Collected data:
──────────────────────────────

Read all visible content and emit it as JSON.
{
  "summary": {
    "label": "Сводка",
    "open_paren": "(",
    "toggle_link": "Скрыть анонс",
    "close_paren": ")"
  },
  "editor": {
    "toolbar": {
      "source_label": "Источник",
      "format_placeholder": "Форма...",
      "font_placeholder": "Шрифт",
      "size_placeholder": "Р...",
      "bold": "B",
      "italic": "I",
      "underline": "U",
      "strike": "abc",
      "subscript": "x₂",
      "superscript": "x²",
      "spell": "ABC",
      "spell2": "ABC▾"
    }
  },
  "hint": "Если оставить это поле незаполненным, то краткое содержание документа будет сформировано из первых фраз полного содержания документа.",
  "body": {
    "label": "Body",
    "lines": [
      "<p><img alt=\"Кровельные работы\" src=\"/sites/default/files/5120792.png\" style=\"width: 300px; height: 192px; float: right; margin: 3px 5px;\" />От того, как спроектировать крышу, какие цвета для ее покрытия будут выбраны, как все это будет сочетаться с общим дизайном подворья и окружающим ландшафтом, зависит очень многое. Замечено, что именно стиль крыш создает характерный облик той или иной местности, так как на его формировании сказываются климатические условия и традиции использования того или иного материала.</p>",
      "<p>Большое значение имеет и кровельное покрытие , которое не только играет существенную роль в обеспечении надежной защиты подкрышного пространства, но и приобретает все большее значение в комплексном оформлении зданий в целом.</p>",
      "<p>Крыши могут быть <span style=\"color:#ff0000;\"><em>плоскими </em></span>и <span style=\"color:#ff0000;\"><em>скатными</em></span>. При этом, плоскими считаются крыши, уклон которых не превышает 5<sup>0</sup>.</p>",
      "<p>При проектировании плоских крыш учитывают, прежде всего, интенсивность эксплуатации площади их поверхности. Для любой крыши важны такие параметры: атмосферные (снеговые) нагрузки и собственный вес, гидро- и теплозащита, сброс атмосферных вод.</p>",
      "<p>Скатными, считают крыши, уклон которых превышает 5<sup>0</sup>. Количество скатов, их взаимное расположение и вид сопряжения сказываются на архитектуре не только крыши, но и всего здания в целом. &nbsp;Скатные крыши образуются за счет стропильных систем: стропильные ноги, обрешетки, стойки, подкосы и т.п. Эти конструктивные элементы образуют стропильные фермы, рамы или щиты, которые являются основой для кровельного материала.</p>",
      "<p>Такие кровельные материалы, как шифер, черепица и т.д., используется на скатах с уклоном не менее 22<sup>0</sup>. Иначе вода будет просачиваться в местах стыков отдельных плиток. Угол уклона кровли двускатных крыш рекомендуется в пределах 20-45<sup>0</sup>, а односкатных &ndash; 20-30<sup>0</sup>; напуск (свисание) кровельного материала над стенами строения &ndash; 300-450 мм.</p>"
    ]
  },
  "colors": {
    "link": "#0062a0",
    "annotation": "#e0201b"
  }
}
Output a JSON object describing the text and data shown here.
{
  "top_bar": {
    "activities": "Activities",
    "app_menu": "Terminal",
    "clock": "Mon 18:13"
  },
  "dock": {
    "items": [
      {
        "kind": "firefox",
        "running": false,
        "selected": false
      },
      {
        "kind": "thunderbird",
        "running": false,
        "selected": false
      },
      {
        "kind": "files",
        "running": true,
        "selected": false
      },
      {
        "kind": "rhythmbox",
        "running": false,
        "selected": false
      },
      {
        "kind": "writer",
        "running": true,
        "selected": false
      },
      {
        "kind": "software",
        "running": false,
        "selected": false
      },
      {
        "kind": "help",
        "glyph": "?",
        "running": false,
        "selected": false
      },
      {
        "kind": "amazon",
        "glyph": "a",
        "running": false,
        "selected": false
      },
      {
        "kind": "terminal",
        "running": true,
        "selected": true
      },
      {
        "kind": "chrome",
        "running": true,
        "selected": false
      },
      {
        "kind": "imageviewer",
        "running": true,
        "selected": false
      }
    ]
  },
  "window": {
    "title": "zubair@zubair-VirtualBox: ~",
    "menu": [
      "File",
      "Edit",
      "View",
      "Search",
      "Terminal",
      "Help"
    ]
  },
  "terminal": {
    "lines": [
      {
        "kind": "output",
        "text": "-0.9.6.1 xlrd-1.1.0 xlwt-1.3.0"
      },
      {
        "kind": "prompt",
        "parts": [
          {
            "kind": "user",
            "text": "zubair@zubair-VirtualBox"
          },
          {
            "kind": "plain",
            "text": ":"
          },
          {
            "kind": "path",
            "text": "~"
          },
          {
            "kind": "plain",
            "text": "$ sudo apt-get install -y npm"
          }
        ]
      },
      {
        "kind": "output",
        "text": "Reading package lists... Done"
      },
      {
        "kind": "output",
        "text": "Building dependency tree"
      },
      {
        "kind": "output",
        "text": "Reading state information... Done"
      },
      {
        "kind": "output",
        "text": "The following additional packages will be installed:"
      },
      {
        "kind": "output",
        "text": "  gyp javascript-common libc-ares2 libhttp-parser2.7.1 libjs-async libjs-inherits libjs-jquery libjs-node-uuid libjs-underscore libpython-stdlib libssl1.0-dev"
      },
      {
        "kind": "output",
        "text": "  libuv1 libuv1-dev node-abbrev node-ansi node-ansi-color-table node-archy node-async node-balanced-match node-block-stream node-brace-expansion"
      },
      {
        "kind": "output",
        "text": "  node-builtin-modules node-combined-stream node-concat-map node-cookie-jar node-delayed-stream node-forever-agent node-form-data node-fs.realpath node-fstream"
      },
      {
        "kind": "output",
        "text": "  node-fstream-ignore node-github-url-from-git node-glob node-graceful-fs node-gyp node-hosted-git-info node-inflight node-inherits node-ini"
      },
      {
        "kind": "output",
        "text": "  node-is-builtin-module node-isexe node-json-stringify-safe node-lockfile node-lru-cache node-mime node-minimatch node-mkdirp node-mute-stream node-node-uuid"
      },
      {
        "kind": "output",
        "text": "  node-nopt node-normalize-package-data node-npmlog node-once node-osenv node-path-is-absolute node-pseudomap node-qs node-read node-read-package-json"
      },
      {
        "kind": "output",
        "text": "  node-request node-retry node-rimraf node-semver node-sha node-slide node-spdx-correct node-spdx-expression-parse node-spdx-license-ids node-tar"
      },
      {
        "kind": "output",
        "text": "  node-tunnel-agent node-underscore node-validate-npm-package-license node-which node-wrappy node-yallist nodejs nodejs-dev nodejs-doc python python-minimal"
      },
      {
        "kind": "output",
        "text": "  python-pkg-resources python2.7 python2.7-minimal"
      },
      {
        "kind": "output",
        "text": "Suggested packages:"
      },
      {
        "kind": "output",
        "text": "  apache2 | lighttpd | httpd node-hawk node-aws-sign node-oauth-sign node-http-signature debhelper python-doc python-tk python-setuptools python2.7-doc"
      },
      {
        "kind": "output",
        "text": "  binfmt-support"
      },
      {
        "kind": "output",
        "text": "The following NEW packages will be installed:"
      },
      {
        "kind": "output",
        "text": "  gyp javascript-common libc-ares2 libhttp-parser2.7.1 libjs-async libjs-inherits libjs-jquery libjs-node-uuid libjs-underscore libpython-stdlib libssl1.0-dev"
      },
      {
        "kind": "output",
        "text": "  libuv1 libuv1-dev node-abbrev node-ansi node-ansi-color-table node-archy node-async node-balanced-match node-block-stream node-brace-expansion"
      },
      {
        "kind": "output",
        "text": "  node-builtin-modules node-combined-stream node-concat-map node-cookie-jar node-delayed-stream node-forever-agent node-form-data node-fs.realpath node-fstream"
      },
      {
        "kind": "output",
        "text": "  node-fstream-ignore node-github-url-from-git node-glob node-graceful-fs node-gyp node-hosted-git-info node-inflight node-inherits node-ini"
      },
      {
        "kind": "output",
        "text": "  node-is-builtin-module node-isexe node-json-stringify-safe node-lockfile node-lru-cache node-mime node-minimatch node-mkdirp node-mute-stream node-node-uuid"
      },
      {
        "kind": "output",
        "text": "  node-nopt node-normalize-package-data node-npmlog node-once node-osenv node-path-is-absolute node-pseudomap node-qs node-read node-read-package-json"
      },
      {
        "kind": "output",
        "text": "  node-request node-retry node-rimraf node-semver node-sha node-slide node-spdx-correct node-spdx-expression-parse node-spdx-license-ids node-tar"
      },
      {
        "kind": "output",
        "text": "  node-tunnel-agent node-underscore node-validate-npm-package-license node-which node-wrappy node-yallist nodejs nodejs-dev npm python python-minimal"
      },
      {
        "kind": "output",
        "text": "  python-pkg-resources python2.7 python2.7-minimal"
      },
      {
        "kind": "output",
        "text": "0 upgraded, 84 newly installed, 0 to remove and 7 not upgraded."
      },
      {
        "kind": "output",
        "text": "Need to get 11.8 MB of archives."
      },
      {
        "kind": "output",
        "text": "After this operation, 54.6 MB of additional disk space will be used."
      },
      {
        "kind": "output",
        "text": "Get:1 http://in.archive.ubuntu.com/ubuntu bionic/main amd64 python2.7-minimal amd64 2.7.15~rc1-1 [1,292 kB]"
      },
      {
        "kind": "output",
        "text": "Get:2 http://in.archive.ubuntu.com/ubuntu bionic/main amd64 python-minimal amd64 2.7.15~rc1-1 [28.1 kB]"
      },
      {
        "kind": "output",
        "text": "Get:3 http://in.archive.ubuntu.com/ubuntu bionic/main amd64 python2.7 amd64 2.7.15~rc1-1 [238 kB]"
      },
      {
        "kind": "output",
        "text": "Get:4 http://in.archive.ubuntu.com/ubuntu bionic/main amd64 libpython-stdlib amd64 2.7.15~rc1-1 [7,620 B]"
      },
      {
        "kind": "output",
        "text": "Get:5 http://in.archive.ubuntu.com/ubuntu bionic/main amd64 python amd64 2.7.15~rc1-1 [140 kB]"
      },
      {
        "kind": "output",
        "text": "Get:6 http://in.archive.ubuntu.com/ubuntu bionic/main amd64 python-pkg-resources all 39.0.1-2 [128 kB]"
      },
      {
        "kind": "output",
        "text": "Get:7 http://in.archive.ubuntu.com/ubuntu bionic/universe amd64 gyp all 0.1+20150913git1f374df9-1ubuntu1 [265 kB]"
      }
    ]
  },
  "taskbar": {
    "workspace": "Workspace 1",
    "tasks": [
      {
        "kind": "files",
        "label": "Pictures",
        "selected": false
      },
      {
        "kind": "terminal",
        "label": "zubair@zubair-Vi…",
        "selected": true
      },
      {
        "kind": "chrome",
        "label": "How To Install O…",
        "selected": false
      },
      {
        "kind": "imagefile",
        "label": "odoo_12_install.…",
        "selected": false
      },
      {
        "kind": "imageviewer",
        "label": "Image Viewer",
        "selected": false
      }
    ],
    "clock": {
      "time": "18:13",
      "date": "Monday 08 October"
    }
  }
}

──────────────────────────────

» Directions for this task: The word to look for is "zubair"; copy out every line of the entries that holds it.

» Task answer:
    "title": "zubair@zubair-VirtualBox: ~",
            "text": "zubair@zubair-VirtualBox"
        "label": "zubair@zubair-Vi…",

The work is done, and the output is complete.